Spice Quarter Inn offers a variety of different room types. There are family rooms and dorm-style rooms, all with private bathrooms. The hotel is said to have a lovely community feeling, with a shared lounge area and a sun terrace. Pets are allowed here, and the hotel can arrange activities such as archery, horse riding, pub crawls and more! This is the ideal hotel for a family trip to Israel, and as it’s located in the Spice Quarter there is plenty to do in the immediate surrounding areas.
What is the Ramon Crater?
Now you know a bit more about planning trip to Mitzpe Ramon, let’s talk about the main attraction! The Ramon Crater – also know as Makhtesh Ramon – is an erosion crater. This type of landform is unique to the Negev Desert in Israel, where the Ramon Crater is, and to Egypt’s Sinai Desert.
Read also: Visiting Haifa: Everything you need to know
An erosion crater or makhtesh is a large erosion cirque. They were caused around 220 million years ago, when the areas were covered by oceans. The Ramon Crater is around 40km long, and between 2 and 10km wide. The Ramon Nature Reserve is Israel’s largest national park.
What to do at the Ramon Crater
There is plenty to do at the Ramon Crater, such as:
- Stargazing (with snacks and mattresses to ensure comfort)
- Abseiling (also known as rappelling)
- Camel Lookout viewpoint
- The Albert Promenade (decorated with environmental structures, and leading to the so-called bird balcony where birds will soar below your feet)
- Jeep and 4X4 tours
You can also camp in the Ramon Crater. Khan Be’erot Camping Ground is the only location within the crater itself, and has a capacity of 700 people. You can bring your own tent, or come in a group (such as a school or university trip) and stay in the larger tents available with mattresses. There are also ‘staff’ rooms with bunk beds.
The camping ground has electrical outlets, barbecues, a kitchen, drinking water, tables with benches, and some showers and toilets. You can find more information here.

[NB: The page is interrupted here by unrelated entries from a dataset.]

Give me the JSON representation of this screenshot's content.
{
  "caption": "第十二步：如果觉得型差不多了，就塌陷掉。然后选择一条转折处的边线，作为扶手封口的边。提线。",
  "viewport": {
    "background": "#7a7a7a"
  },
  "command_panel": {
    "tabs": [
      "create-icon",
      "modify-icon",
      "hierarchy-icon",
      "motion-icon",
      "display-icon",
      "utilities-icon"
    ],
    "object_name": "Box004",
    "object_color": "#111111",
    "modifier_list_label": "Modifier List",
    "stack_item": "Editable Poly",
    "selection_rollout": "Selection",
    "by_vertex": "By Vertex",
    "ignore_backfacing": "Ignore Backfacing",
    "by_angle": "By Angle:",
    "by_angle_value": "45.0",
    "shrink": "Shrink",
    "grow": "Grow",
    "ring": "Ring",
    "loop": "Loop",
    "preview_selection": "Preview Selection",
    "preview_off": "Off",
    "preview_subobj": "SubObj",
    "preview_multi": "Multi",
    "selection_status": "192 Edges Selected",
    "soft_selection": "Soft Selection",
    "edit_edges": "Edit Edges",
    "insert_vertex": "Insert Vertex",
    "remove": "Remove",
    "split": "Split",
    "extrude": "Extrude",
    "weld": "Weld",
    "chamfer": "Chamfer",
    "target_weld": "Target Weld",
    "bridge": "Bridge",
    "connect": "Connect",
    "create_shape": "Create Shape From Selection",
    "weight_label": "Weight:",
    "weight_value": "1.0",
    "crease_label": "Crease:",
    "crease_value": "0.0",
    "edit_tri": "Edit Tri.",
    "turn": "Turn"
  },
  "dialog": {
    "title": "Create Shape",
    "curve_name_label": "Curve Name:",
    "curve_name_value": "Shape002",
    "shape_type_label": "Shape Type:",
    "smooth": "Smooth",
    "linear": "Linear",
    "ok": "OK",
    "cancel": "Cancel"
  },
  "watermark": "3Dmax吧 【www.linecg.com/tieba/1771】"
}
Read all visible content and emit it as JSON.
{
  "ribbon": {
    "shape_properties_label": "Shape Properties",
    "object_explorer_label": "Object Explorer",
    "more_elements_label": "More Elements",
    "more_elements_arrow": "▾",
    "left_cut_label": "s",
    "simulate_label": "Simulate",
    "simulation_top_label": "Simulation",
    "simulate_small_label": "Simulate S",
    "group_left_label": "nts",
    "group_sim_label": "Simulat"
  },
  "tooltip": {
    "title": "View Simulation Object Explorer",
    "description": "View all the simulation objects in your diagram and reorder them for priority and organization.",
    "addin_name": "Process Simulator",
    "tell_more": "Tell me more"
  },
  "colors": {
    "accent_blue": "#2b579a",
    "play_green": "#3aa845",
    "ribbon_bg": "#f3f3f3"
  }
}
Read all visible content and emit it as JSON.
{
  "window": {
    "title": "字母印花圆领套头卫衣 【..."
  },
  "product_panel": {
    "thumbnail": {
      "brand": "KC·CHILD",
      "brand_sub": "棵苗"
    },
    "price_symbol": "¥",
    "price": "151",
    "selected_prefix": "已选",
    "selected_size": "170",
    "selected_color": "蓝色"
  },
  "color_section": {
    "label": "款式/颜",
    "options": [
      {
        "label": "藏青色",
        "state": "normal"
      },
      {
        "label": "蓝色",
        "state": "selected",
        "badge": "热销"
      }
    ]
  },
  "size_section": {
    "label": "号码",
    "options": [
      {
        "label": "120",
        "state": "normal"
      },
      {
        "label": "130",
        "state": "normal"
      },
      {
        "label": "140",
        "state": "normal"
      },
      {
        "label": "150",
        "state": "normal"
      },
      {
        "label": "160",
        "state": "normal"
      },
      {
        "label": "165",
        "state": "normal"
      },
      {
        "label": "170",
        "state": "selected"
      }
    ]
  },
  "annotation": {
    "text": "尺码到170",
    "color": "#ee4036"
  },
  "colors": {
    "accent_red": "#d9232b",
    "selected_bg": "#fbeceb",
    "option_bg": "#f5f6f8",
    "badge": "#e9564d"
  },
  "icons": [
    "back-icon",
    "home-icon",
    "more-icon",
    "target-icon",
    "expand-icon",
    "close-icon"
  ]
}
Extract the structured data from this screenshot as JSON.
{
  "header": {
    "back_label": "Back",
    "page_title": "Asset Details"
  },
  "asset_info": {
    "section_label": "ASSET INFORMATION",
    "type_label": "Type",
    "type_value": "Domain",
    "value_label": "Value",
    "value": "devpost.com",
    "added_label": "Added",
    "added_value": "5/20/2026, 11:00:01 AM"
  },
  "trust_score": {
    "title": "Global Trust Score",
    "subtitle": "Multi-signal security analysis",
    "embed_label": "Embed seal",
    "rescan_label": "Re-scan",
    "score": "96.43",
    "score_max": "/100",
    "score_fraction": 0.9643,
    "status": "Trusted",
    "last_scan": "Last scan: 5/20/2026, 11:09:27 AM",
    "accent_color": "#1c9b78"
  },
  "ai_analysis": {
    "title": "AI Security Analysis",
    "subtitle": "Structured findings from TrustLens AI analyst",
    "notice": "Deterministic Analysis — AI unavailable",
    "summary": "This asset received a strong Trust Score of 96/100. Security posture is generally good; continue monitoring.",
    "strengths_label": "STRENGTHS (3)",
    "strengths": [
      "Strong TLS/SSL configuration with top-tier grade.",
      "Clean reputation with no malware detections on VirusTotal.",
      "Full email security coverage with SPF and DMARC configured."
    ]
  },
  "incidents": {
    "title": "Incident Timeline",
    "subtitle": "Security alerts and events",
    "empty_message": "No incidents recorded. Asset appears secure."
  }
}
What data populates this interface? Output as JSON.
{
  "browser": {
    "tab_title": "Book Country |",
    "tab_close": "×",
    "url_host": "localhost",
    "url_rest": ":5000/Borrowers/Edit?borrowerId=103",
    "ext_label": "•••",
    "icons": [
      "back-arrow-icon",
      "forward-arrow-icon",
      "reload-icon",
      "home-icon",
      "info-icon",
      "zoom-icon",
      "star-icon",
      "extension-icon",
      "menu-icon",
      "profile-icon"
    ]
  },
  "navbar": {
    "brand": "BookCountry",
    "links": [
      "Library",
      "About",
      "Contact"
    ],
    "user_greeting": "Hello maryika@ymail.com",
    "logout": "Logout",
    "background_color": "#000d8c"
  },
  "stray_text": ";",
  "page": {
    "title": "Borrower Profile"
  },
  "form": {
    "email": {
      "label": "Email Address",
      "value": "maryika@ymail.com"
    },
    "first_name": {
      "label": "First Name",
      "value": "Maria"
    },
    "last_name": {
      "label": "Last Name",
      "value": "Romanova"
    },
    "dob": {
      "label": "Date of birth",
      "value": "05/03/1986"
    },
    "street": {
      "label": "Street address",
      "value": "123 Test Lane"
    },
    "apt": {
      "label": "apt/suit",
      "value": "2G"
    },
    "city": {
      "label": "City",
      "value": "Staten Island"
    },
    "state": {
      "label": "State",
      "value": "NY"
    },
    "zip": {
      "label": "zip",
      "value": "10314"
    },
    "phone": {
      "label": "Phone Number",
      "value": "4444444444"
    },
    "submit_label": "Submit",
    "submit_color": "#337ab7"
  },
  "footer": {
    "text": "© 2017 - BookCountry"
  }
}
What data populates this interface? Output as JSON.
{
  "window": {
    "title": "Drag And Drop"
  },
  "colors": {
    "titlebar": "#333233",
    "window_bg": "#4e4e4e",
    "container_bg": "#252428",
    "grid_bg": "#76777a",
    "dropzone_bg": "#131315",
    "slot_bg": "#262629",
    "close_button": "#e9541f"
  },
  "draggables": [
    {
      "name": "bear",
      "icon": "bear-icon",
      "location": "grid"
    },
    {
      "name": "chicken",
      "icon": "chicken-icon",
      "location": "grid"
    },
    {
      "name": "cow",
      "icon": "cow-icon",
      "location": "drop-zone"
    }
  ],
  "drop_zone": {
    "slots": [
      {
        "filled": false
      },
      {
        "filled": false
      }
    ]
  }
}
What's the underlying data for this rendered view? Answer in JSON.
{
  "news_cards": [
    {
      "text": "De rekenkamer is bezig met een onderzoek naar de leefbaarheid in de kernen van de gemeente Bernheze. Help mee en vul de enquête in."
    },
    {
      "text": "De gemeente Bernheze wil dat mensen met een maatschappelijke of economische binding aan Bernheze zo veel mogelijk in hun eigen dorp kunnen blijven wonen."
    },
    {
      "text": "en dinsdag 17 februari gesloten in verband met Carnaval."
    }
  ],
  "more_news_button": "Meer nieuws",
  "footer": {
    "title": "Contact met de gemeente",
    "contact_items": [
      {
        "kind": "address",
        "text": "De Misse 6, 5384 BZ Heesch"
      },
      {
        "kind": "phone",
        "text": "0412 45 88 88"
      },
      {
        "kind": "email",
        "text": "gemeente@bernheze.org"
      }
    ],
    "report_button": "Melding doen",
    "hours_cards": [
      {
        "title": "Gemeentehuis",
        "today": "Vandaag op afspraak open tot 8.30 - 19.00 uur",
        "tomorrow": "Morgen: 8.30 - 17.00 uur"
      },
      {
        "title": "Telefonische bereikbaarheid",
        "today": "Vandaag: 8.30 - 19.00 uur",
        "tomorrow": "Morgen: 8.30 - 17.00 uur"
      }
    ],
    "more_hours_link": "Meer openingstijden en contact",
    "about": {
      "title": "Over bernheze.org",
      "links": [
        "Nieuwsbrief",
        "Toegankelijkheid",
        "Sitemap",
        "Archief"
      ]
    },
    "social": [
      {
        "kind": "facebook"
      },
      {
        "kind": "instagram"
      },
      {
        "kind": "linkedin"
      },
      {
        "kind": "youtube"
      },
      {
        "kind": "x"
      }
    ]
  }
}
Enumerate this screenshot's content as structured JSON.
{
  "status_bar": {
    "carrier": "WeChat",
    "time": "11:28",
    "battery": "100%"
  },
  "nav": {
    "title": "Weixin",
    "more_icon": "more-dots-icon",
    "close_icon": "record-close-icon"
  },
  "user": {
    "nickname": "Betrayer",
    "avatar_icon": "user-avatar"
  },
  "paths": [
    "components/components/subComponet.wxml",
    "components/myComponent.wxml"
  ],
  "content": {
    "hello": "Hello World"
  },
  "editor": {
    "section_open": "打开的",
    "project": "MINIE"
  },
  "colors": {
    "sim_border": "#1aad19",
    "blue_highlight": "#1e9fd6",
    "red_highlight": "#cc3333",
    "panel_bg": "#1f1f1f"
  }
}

So there you have it – the ultimate guide to visiting Israel’s Mitzpe Ramon and seeing the crater. It’s a beautiful part of the world, and one that’s unlikely to disappoint if you do happen to pay a visit